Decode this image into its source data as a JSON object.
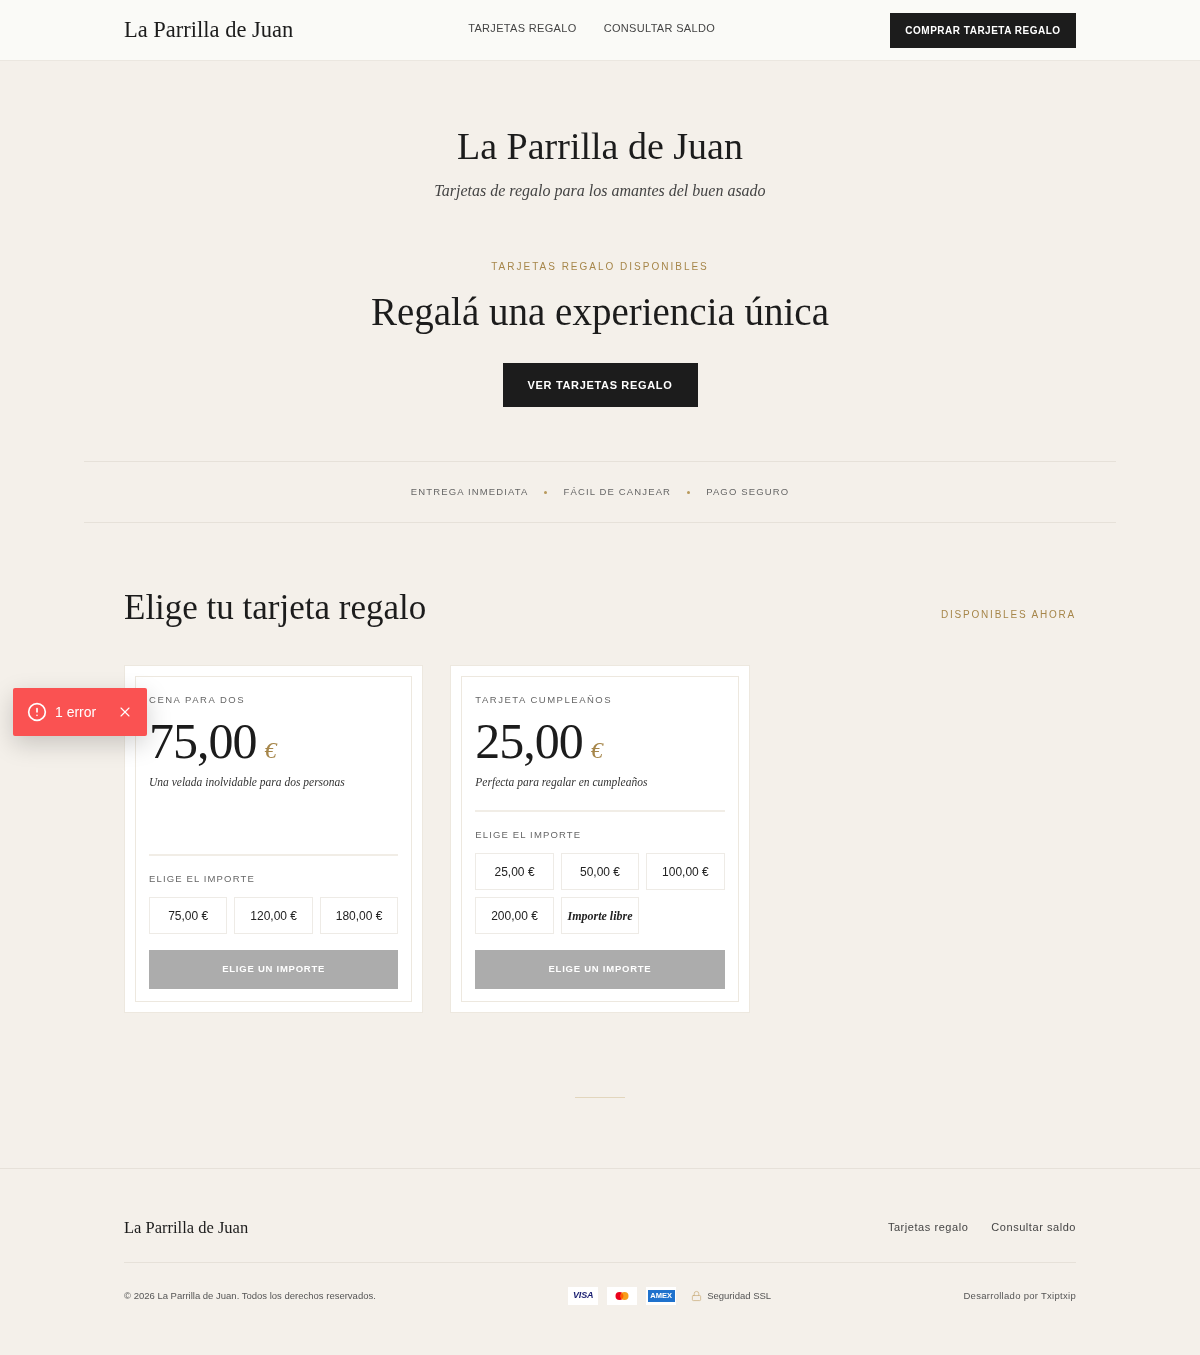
{
  "header": {
    "logo": "La Parrilla de Juan",
    "nav": [
      {
        "label": "TARJETAS REGALO"
      },
      {
        "label": "CONSULTAR SALDO"
      }
    ],
    "cta": "COMPRAR TARJETA REGALO"
  },
  "hero": {
    "title": "La Parrilla de Juan",
    "subtitle": "Tarjetas de regalo para los amantes del buen asado",
    "eyebrow": "TARJETAS REGALO DISPONIBLES",
    "heading": "Regalá una experiencia única",
    "button": "VER TARJETAS REGALO"
  },
  "features": [
    "ENTREGA INMEDIATA",
    "FÁCIL DE CANJEAR",
    "PAGO SEGURO"
  ],
  "cards_section": {
    "title": "Elige tu tarjeta regalo",
    "badge": "DISPONIBLES AHORA",
    "cards": [
      {
        "category": "CENA PARA DOS",
        "price": "75,00",
        "currency": "€",
        "description": "Una velada inolvidable para dos personas",
        "amount_label": "ELIGE EL IMPORTE",
        "options": [
          {
            "kind": "amount",
            "label": "75,00 €",
            "selected": false
          },
          {
            "kind": "amount",
            "label": "120,00 €",
            "selected": false
          },
          {
            "kind": "amount",
            "label": "180,00 €",
            "selected": false
          }
        ],
        "button": {
          "label": "ELIGE UN IMPORTE",
          "disabled": true
        }
      },
      {
        "category": "TARJETA CUMPLEAÑOS",
        "price": "25,00",
        "currency": "€",
        "description": "Perfecta para regalar en cumpleaños",
        "amount_label": "ELIGE EL IMPORTE",
        "options": [
          {
            "kind": "amount",
            "label": "25,00 €",
            "selected": false
          },
          {
            "kind": "amount",
            "label": "50,00 €",
            "selected": false
          },
          {
            "kind": "amount",
            "label": "100,00 €",
            "selected": false
          },
          {
            "kind": "amount",
            "label": "200,00 €",
            "selected": false
          },
          {
            "kind": "custom",
            "label": "Importe libre",
            "selected": false
          }
        ],
        "button": {
          "label": "ELIGE UN IMPORTE",
          "disabled": true
        }
      }
    ]
  },
  "toast": {
    "label": "1 error"
  },
  "footer": {
    "logo": "La Parrilla de Juan",
    "links": [
      "Tarjetas regalo",
      "Consultar saldo"
    ],
    "copyright": "© 2026 La Parrilla de Juan. Todos los derechos reservados.",
    "payment_methods": [
      {
        "kind": "visa",
        "label": "VISA"
      },
      {
        "kind": "mastercard"
      },
      {
        "kind": "amex",
        "label": "AMEX"
      }
    ],
    "security": "Seguridad SSL",
    "credit": "Desarrollado por Txiptxip"
  }
}
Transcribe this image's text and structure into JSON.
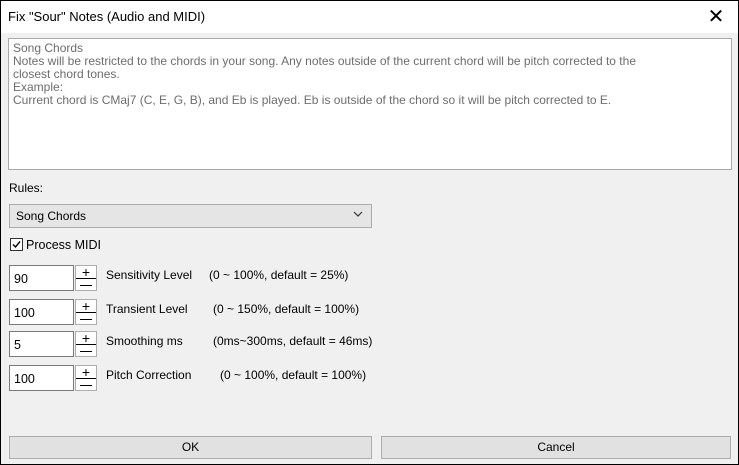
{
  "window": {
    "title": "Fix \"Sour\" Notes (Audio and MIDI)",
    "close_glyph": "✕"
  },
  "description": {
    "lines": [
      "Song Chords",
      "Notes will be restricted to the chords in your song. Any notes outside of the current chord will be pitch corrected to the",
      "closest chord tones.",
      "Example:",
      "Current chord is CMaj7 (C, E, G, B), and Eb is played. Eb is outside of the chord so it will be pitch corrected to E."
    ]
  },
  "rules": {
    "label": "Rules:",
    "selected": "Song Chords"
  },
  "process_midi": {
    "label": "Process MIDI",
    "checked": true
  },
  "params": [
    {
      "value": "90",
      "label": "Sensitivity Level",
      "hint": "(0 ~ 100%, default = 25%)"
    },
    {
      "value": "100",
      "label": "Transient Level",
      "hint": "(0 ~ 150%, default = 100%)"
    },
    {
      "value": "5",
      "label": "Smoothing ms",
      "hint": "(0ms~300ms, default = 46ms)"
    },
    {
      "value": "100",
      "label": "Pitch Correction",
      "hint": "(0 ~ 100%, default = 100%)"
    }
  ],
  "spin": {
    "up": "+",
    "down": "−"
  },
  "buttons": {
    "ok": "OK",
    "cancel": "Cancel"
  }
}
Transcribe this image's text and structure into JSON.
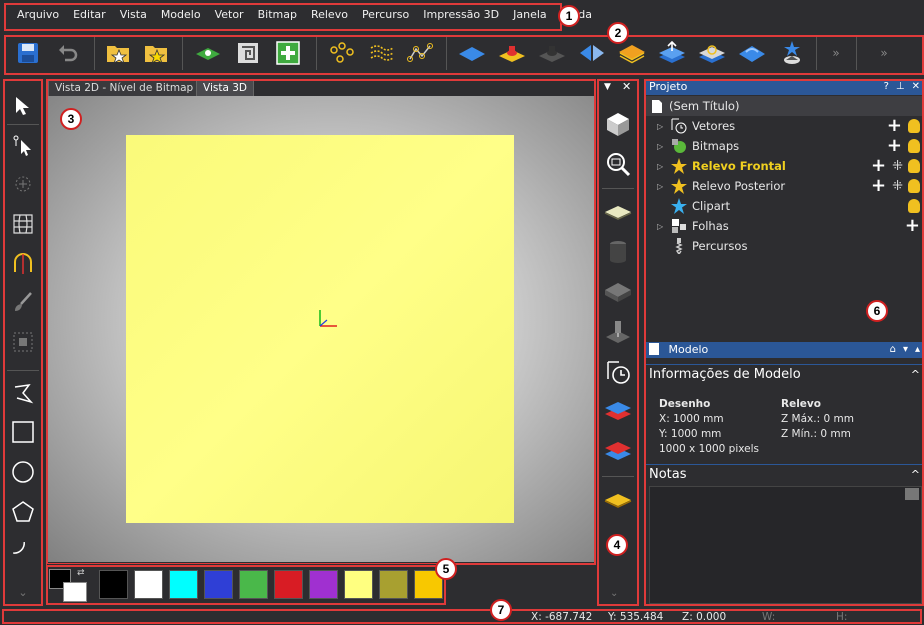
{
  "menu": [
    "Arquivo",
    "Editar",
    "Vista",
    "Modelo",
    "Vetor",
    "Bitmap",
    "Relevo",
    "Percurso",
    "Impressão 3D",
    "Janela",
    "Ajuda"
  ],
  "tabs": [
    "Vista 2D - Nível de Bitmap",
    "Vista 3D"
  ],
  "callouts": [
    "1",
    "2",
    "3",
    "4",
    "5",
    "6",
    "7"
  ],
  "project": {
    "title": "Projeto",
    "root": "(Sem Título)",
    "items": [
      "Vetores",
      "Bitmaps",
      "Relevo Frontal",
      "Relevo Posterior",
      "Clipart",
      "Folhas",
      "Percursos"
    ]
  },
  "model": {
    "title": "Modelo",
    "info_header": "Informações de Modelo",
    "drawing_header": "Desenho",
    "drawing_x": "X: 1000 mm",
    "drawing_y": "Y: 1000 mm",
    "drawing_pixels": "1000 x 1000 pixels",
    "relief_header": "Relevo",
    "relief_zmax": "Z Máx.: 0 mm",
    "relief_zmin": "Z Mín.: 0 mm",
    "notes_header": "Notas"
  },
  "status": {
    "x": "X: -687.742",
    "y": "Y: 535.484",
    "z": "Z: 0.000",
    "w": "W:",
    "h": "H:"
  },
  "palette_colors": [
    "#000000",
    "#ffffff",
    "#00ffff",
    "#2f3fd6",
    "#4ab84a",
    "#d81c24",
    "#a030d0",
    "#ffff80",
    "#a8a030",
    "#f8c800"
  ],
  "accent": "#2b5797",
  "callout_color": "#e03a3a"
}
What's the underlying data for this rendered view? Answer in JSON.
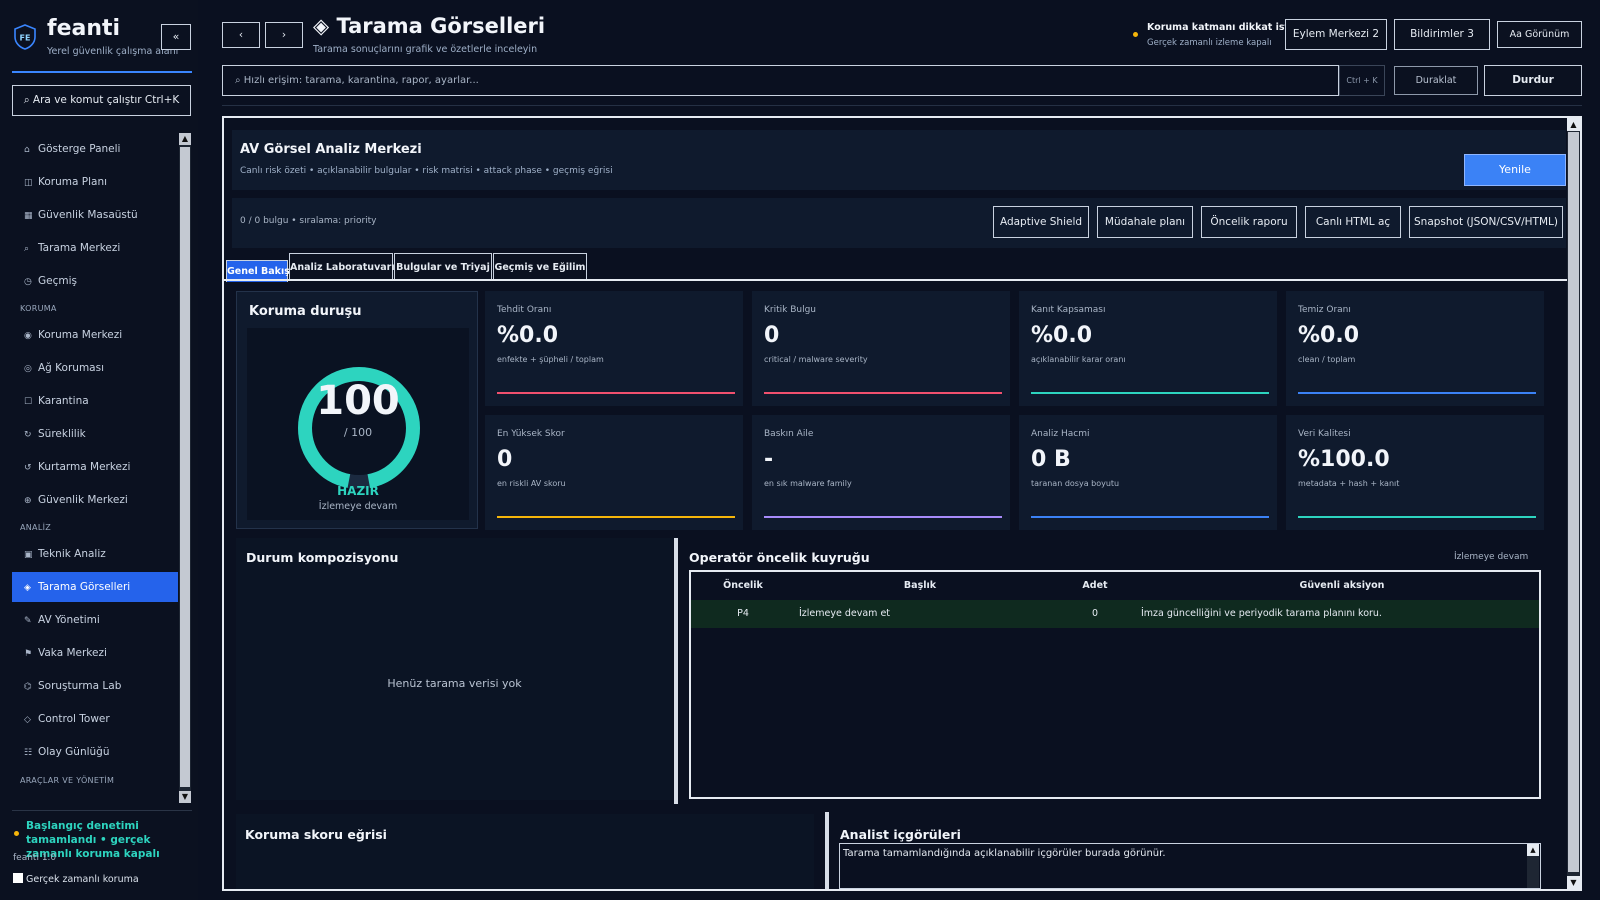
{
  "app": {
    "name": "feanti",
    "subtitle": "Yerel güvenlik çalışma alanı",
    "collapse_label": "«",
    "command_search_label": "⌕ Ara ve komut çalıştır   Ctrl+K"
  },
  "sidebar": {
    "sections": {
      "koruma": "KORUMA",
      "analiz": "ANALİZ",
      "araclar": "ARAÇLAR VE YÖNETİM"
    },
    "items": [
      {
        "label": "Gösterge Paneli",
        "icon": "⌂"
      },
      {
        "label": "Koruma Planı",
        "icon": "◫"
      },
      {
        "label": "Güvenlik Masaüstü",
        "icon": "▦"
      },
      {
        "label": "Tarama Merkezi",
        "icon": "⌕"
      },
      {
        "label": "Geçmiş",
        "icon": "◷"
      },
      {
        "label": "Koruma Merkezi",
        "icon": "◉"
      },
      {
        "label": "Ağ Koruması",
        "icon": "◎"
      },
      {
        "label": "Karantina",
        "icon": "☐"
      },
      {
        "label": "Süreklilik",
        "icon": "↻"
      },
      {
        "label": "Kurtarma Merkezi",
        "icon": "↺"
      },
      {
        "label": "Güvenlik Merkezi",
        "icon": "⊕"
      },
      {
        "label": "Teknik Analiz",
        "icon": "▣"
      },
      {
        "label": "Tarama Görselleri",
        "icon": "◈"
      },
      {
        "label": "AV Yönetimi",
        "icon": "✎"
      },
      {
        "label": "Vaka Merkezi",
        "icon": "⚑"
      },
      {
        "label": "Soruşturma Lab",
        "icon": "⌬"
      },
      {
        "label": "Control Tower",
        "icon": "◇"
      },
      {
        "label": "Olay Günlüğü",
        "icon": "☷"
      }
    ],
    "active_item": "Tarama Görselleri",
    "status_text": "Başlangıç denetimi tamamlandı • gerçek zamanlı koruma kapalı",
    "version": "feanti 1.0",
    "realtime_checkbox_label": "Gerçek zamanlı koruma",
    "realtime_checked": false
  },
  "header": {
    "back_label": "‹",
    "forward_label": "›",
    "title": "◈ Tarama Görselleri",
    "subtitle": "Tarama sonuçlarını grafik ve özetlerle inceleyin",
    "alert_title": "Koruma katmanı dikkat istiyor",
    "alert_sub": "Gerçek zamanlı izleme kapalı",
    "action_center": "Eylem Merkezi  2",
    "notifications": "Bildirimler 3",
    "view": "Aa Görünüm",
    "search_placeholder": "⌕ Hızlı erişim: tarama, karantina, rapor, ayarlar...",
    "search_shortcut": "Ctrl + K",
    "pause_label": "Duraklat",
    "stop_label": "Durdur"
  },
  "hero": {
    "title": "AV Görsel Analiz Merkezi",
    "subtitle": "Canlı risk özeti • açıklanabilir bulgular • risk matrisi • attack phase • geçmiş eğrisi",
    "refresh_label": "Yenile"
  },
  "toolbar": {
    "count_text": "0 / 0 bulgu • sıralama: priority",
    "buttons": [
      "Adaptive Shield",
      "Müdahale planı",
      "Öncelik raporu",
      "Canlı HTML aç",
      "Snapshot (JSON/CSV/HTML)"
    ]
  },
  "tabs": [
    "Genel Bakış",
    "Analiz Laboratuvarı",
    "Bulgular ve Triyaj",
    "Geçmiş ve Eğilim"
  ],
  "active_tab": "Genel Bakış",
  "score": {
    "title": "Koruma duruşu",
    "value": "100",
    "max_text": "/ 100",
    "fraction": 1.0,
    "state": "HAZIR",
    "state_sub": "İzlemeye devam",
    "color": "#2dd4bf"
  },
  "metrics": [
    {
      "label": "Tehdit Oranı",
      "value": "%0.0",
      "sub": "enfekte + şüpheli / toplam",
      "color": "#f0506e"
    },
    {
      "label": "Kritik Bulgu",
      "value": "0",
      "sub": "critical / malware severity",
      "color": "#f0506e"
    },
    {
      "label": "Kanıt Kapsaması",
      "value": "%0.0",
      "sub": "açıklanabilir karar oranı",
      "color": "#2dd4bf"
    },
    {
      "label": "Temiz Oranı",
      "value": "%0.0",
      "sub": "clean / toplam",
      "color": "#3b82f6"
    },
    {
      "label": "En Yüksek Skor",
      "value": "0",
      "sub": "en riskli AV skoru",
      "color": "#f5b50a"
    },
    {
      "label": "Baskın Aile",
      "value": "-",
      "sub": "en sık malware family",
      "color": "#a78bfa"
    },
    {
      "label": "Analiz Hacmi",
      "value": "0 B",
      "sub": "taranan dosya boyutu",
      "color": "#3b82f6"
    },
    {
      "label": "Veri Kalitesi",
      "value": "%100.0",
      "sub": "metadata + hash + kanıt",
      "color": "#2dd4bf"
    }
  ],
  "composition": {
    "title": "Durum kompozisyonu",
    "empty_text": "Henüz tarama verisi yok"
  },
  "queue": {
    "title": "Operatör öncelik kuyruğu",
    "status": "İzlemeye devam",
    "columns": [
      "Öncelik",
      "Başlık",
      "Adet",
      "Güvenli aksiyon"
    ],
    "rows": [
      {
        "priority": "P4",
        "title": "İzlemeye devam et",
        "count": "0",
        "action": "İmza güncelliğini ve periyodik tarama planını koru."
      }
    ]
  },
  "curve": {
    "title": "Koruma skoru eğrisi"
  },
  "insights": {
    "title": "Analist içgörüleri",
    "text": "Tarama tamamlandığında açıklanabilir içgörüler burada görünür."
  }
}
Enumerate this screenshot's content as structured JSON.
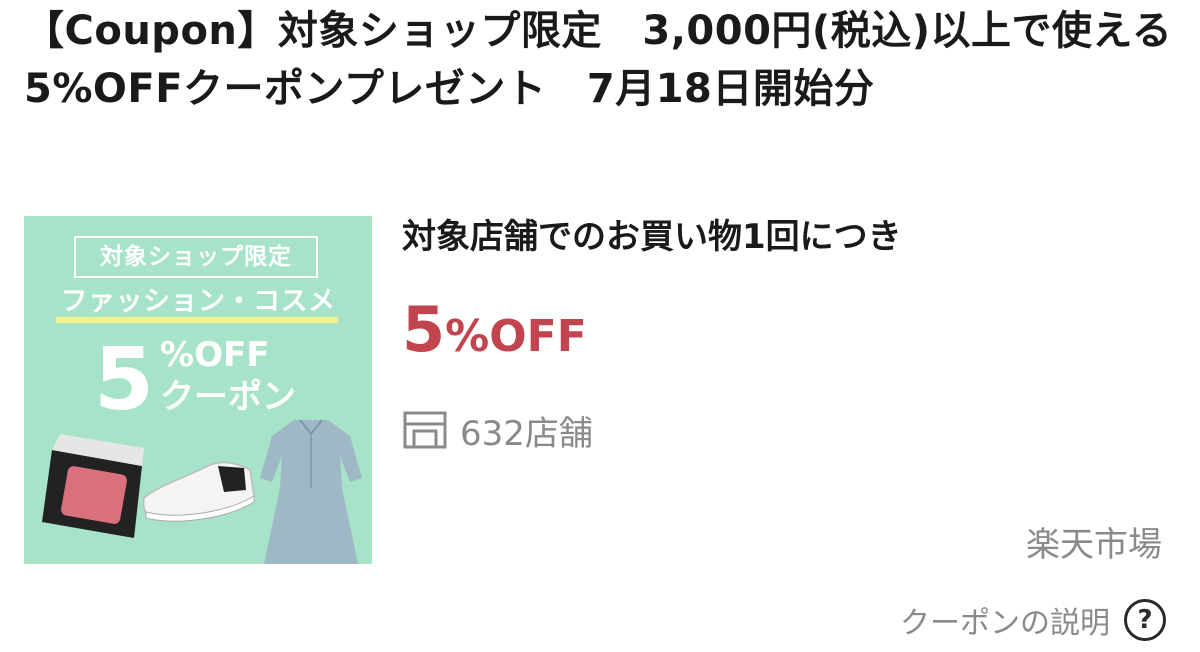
{
  "coupon": {
    "title": "【Coupon】対象ショップ限定　3,000円(税込)以上で使える5%OFFクーポンプレゼント　7月18日開始分",
    "banner": {
      "shop_label": "対象ショップ限定",
      "category_label": "ファッション・コスメ",
      "discount_number": "5",
      "discount_percent": "%OFF",
      "coupon_word": "クーポン"
    },
    "condition": "対象店舗でのお買い物1回につき",
    "discount_number": "5",
    "discount_suffix": "%OFF",
    "shop_count": "632店舗",
    "shop_icon": "store-icon",
    "marketplace": "楽天市場",
    "help_label": "クーポンの説明",
    "help_icon": "question-circle-icon",
    "colors": {
      "discount": "#c2444e",
      "banner_bg": "#a6e3c9",
      "muted_text": "#8a8a8a"
    }
  }
}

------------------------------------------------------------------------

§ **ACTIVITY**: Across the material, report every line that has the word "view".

§ **EXERCISE RESULT**:
What's the underlying data for this rendered view? Answer in JSON.
    "view": "Aa Görünüm",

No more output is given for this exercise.